== Segment start ==

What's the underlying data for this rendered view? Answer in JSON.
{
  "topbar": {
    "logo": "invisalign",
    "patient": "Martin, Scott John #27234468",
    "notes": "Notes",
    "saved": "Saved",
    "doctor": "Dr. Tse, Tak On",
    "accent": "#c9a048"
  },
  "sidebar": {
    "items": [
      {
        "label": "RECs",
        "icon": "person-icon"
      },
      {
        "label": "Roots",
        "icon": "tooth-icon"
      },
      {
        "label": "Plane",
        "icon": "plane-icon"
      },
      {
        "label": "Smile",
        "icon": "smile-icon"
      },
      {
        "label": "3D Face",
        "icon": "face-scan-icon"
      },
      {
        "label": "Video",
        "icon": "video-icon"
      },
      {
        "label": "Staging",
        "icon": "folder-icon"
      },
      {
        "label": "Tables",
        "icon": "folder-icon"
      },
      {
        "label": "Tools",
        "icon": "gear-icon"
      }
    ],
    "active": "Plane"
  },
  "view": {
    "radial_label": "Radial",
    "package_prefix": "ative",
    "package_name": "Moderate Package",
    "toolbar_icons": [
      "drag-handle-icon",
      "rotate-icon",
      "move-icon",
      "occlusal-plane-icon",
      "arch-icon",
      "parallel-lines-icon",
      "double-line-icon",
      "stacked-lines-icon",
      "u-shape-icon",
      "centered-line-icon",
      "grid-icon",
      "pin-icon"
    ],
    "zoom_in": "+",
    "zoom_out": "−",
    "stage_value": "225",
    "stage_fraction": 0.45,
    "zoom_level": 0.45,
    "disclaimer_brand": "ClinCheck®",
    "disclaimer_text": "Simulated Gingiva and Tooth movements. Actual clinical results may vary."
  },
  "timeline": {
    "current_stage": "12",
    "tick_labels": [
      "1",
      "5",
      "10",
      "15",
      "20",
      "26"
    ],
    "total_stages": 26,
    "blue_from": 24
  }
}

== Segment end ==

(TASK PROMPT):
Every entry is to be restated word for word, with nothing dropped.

(FINISHED EXERCISE):
What's the underlying data for this rendered view? Answer in JSON.
{
  "topbar": {
    "logo": "invisalign",
    "patient": "Martin, Scott John #27234468",
    "notes": "Notes",
    "saved": "Saved",
    "doctor": "Dr. Tse, Tak On",
    "accent": "#c9a048"
  },
  "sidebar": {
    "items": [
      {
        "label": "RECs",
        "icon": "person-icon"
      },
      {
        "label": "Roots",
        "icon": "tooth-icon"
      },
      {
        "label": "Plane",
        "icon": "plane-icon"
      },
      {
        "label": "Smile",
        "icon": "smile-icon"
      },
      {
        "label": "3D Face",
        "icon": "face-scan-icon"
      },
      {
        "label": "Video",
        "icon": "video-icon"
      },
      {
        "label": "Staging",
        "icon": "folder-icon"
      },
      {
        "label": "Tables",
        "icon": "folder-icon"
      },
      {
        "label": "Tools",
        "icon": "gear-icon"
      }
    ],
    "active": "Plane"
  },
  "view": {
    "radial_label": "Radial",
    "package_prefix": "ative",
    "package_name": "Moderate Package",
    "toolbar_icons": [
      "drag-handle-icon",
      "rotate-icon",
      "move-icon",
      "occlusal-plane-icon",
      "arch-icon",
      "parallel-lines-icon",
      "double-line-icon",
      "stacked-lines-icon",
      "u-shape-icon",
      "centered-line-icon",
      "grid-icon",
      "pin-icon"
    ],
    "zoom_in": "+",
    "zoom_out": "−",
    "stage_value": "225",
    "stage_fraction": 0.45,
    "zoom_level": 0.45,
    "disclaimer_brand": "ClinCheck®",
    "disclaimer_text": "Simulated Gingiva and Tooth movements. Actual clinical results may vary."
  },
  "timeline": {
    "current_stage": "12",
    "tick_labels": [
      "1",
      "5",
      "10",
      "15",
      "20",
      "26"
    ],
    "total_stages": 26,
    "blue_from": 24
  }
}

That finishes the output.